The male-to-female ratio in the House and Senate could reach "an unprecedented 1:5" when new members are sworn in, according to an analysis by the Center for American Women in Politics, reported by TIME.
There are currently 79 women in the House and 20 women in the Senate, comprising 18.9% of total members. Fifteen women are running for the Senate across the country (most are challenging incumbent senators: 16 of the 20 female senators in the Senate aren't up for re-election this year), and 161 women are running for House seats. Depending on how many female candidates emerge victorious on Election Day, women could account for over 20% of members of Congress for the first time.
This increase is part of a larger trend of increased female representation that goes beyond Congress.

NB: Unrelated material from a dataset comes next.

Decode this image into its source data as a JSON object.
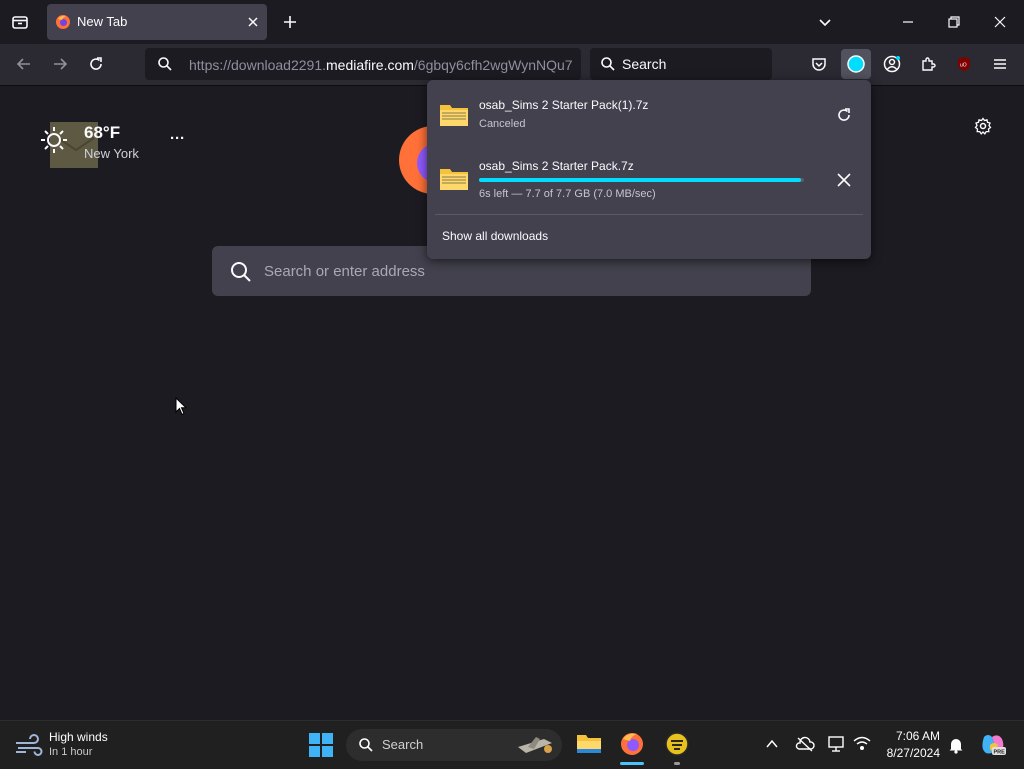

State legislatures across the country have increased female membership over the past 40 years:
And the percentage of women in Congress has increased, as well:

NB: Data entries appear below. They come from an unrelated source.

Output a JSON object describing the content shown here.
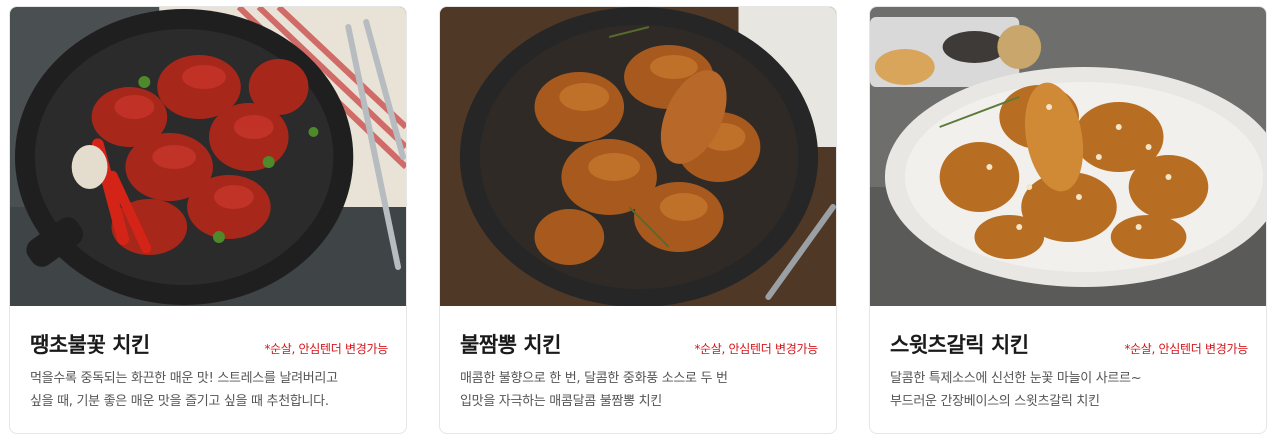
{
  "cards": [
    {
      "title": "땡초불꽃 치킨",
      "note": "*순살, 안심텐더 변경가능",
      "desc_line1": "먹을수록 중독되는 화끈한 매운 맛! 스트레스를 날려버리고",
      "desc_line2": "싶을 때, 기분 좋은 매운 맛을 즐기고 싶을 때 추천합니다."
    },
    {
      "title": "불짬뽕 치킨",
      "note": "*순살, 안심텐더 변경가능",
      "desc_line1": "매콤한 불향으로 한 번, 달콤한 중화풍 소스로 두 번",
      "desc_line2": "입맛을 자극하는 매콤달콤 불짬뽕 치킨"
    },
    {
      "title": "스윗츠갈릭 치킨",
      "note": "*순살, 안심텐더 변경가능",
      "desc_line1": "달콤한 특제소스에 신선한 눈꽃 마늘이 사르르~",
      "desc_line2": "부드러운 간장베이스의 스윗츠갈릭 치킨"
    }
  ],
  "colors": {
    "note": "#d4141a",
    "title": "#1a1a1a",
    "desc": "#555555"
  }
}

Reason for the increase: As a Gallup poll from July demonstrates, Americans are ready for more women to take the reins. The poll revealed that 63% of Americans believe the country would be governed more effectively with more women in positions of power:
Studies have shown women politicians may be better suited to establishing a bipartisan agenda than their male counterparts. Researchers from the University of Virginia recently examined every House bill between 1973 and 2008 and found that female members of the minority party in the House were better at crossing party lines to find common ground on legislation. Women's effectiveness trumped that of male politicians by as much as 33%.
Considering partisan gridlock is worse than ever, this is even more of a reason to celebrate women's increased presence. But the upward trend doesn't mean that the battle for equality is over.
Roadblocks ahead: One troubling obstacle has to do with Senate committee chairs. Committee chairs are powerful positions and wield a lot of influence in setting the national agenda. They can open investigations, call hearings and shape legislation before it reaches the full Senate. If the GOP takes control and installs new committee heads, it's likely that just 1 of the 16 standing committees in the Senate would be led by women, according to the National Journal.
That's a huge drop. Under the Democrats, one-third of all committee chairmanships in the Senate are held by women.
Obstacles to more equal treatment extend beyond numerical representation. A Republican-controlled Senate could lead to serious setbacks on policy issues that are traditionally labeled "women's issues" but are actually important to everyone. Issues such as minimum wage, paid family leave and affordable child care won't get the same attention from Republicans as they have from Democrats. Just last month Republicans blocked equal pay for women — for the fourth time.
But here's to a historical midterm election and to continuing the upward trend of electing women to Congress. Just keep in mind that marking one historical milestone doesn't mean the hard work of ensuring gender equality is over. It's just beginning — 20% is still not representative of the American population, which is 51% female.
But we're moving in the right direction. Women have made it this far, and we're not going to let setbacks stop us now.